Items from a dataset
===============

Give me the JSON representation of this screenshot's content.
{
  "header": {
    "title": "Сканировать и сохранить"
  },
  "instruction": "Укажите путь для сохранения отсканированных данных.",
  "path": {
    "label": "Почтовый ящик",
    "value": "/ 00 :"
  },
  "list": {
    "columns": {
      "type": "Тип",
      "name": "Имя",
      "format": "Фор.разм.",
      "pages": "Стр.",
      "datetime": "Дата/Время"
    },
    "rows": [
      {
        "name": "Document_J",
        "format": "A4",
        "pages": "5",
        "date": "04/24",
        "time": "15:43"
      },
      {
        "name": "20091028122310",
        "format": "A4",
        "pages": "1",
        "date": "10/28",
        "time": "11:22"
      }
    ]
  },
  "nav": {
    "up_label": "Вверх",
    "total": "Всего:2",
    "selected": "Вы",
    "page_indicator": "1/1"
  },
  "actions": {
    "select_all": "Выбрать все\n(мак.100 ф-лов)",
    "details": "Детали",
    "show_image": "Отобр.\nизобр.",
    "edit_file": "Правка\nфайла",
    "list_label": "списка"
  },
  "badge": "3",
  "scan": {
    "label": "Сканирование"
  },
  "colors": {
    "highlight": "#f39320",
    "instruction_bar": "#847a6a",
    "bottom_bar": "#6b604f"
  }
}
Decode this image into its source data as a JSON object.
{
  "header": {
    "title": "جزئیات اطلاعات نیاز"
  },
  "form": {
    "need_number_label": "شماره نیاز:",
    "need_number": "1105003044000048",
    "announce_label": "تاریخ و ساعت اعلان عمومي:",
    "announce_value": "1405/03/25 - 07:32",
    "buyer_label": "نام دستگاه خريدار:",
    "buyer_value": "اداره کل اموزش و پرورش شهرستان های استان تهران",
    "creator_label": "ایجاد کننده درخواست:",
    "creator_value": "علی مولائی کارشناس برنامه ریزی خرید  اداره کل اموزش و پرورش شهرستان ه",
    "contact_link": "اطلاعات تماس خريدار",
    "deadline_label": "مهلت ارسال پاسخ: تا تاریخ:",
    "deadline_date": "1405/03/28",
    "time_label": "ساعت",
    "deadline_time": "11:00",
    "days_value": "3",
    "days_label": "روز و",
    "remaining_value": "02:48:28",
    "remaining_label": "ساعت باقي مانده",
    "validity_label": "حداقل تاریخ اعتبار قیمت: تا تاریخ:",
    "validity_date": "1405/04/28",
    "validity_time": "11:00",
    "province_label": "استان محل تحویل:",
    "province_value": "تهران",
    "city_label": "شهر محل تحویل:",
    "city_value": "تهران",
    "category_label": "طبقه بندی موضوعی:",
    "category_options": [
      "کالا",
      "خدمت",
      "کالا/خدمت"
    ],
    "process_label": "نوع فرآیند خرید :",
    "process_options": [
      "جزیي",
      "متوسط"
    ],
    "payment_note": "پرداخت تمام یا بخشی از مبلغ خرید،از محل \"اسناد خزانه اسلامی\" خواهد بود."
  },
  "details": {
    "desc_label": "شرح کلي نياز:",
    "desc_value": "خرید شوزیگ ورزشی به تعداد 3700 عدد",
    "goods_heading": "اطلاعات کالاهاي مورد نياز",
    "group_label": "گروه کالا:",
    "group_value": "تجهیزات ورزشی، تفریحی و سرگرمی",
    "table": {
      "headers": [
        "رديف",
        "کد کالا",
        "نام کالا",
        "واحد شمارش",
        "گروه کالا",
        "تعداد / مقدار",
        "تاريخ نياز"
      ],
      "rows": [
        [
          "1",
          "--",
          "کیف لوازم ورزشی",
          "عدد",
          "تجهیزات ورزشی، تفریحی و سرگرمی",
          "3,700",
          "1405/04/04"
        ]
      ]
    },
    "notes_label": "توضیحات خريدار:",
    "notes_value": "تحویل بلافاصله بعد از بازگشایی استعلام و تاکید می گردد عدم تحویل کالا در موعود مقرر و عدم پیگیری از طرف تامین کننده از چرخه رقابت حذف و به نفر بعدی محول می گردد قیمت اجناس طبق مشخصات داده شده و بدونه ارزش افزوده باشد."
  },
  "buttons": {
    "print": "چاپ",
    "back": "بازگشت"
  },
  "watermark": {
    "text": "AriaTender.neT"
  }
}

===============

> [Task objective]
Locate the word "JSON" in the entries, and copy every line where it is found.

> [Your response]
Give me the JSON representation of this screenshot's content.
Decode this image into its source data as a JSON object.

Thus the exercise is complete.